*What is being asked:*
Count the lines below containing "Simple"; state the number only.

'''

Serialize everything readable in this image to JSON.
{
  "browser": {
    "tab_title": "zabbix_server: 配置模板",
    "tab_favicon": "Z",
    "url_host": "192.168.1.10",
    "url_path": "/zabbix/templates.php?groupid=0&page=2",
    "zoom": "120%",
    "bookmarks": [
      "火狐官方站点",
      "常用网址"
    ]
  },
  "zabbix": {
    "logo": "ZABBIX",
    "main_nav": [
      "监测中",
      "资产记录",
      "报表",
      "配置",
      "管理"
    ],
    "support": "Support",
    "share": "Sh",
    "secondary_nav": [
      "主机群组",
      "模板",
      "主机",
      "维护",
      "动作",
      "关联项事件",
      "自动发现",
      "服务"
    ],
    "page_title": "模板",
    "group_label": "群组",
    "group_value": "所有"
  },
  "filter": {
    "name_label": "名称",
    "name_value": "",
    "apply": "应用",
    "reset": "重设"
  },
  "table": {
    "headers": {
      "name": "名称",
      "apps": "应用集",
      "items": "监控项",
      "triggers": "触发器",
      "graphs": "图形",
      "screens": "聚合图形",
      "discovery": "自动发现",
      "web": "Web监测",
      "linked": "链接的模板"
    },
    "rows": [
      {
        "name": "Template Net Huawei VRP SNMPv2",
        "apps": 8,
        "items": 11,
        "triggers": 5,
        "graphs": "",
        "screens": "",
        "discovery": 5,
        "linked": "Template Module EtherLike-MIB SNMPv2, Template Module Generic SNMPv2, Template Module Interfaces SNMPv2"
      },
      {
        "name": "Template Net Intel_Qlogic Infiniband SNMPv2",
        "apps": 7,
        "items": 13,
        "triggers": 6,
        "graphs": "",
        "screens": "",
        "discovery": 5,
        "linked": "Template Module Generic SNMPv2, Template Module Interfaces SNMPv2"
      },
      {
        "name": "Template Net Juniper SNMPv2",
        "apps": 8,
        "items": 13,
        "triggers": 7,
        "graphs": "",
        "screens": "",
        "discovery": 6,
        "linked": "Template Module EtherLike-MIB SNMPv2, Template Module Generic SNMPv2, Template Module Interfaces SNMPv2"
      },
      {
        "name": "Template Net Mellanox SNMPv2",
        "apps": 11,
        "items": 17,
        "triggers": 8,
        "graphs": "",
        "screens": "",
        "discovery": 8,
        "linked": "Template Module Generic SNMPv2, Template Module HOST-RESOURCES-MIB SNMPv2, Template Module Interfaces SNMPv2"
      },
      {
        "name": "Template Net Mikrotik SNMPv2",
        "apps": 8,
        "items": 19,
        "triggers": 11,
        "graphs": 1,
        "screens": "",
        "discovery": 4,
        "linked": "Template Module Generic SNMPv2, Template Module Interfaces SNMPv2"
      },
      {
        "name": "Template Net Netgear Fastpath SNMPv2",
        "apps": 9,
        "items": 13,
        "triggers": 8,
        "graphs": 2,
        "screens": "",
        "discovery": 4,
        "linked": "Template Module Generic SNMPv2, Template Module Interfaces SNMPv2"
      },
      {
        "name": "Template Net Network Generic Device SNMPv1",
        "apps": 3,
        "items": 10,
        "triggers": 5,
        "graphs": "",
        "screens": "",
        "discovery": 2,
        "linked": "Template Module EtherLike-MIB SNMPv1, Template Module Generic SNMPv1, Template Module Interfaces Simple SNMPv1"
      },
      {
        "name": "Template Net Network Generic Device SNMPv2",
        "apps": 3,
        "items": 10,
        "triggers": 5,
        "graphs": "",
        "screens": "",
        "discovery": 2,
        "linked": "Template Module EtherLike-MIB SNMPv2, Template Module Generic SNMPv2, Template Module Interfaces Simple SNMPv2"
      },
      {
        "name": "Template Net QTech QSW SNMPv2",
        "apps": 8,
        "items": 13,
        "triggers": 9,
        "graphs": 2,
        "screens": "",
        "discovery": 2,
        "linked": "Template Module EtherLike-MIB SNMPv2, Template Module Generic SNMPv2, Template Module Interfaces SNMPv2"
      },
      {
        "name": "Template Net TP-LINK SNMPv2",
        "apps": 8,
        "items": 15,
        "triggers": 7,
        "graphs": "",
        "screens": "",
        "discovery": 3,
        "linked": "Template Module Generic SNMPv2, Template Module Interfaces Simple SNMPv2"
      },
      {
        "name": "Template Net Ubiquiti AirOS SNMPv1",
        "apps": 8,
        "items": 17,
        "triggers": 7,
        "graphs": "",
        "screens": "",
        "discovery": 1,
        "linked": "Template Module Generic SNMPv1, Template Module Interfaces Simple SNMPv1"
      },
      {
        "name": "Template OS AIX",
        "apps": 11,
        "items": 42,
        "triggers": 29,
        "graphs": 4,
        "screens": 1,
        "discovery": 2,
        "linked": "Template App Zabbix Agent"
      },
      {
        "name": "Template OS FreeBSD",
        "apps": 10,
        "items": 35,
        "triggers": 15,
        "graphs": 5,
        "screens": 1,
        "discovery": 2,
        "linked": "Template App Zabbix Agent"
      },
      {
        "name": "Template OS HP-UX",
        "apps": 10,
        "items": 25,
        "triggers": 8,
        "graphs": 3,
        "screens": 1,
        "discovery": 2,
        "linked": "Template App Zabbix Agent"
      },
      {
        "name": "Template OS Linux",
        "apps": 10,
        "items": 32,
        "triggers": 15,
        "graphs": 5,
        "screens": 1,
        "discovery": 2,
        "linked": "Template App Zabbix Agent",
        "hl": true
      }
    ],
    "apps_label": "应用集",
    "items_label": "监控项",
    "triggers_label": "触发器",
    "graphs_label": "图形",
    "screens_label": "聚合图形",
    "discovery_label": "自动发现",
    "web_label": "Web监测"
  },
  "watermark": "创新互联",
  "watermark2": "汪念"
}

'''

*Output of the exercise:*
4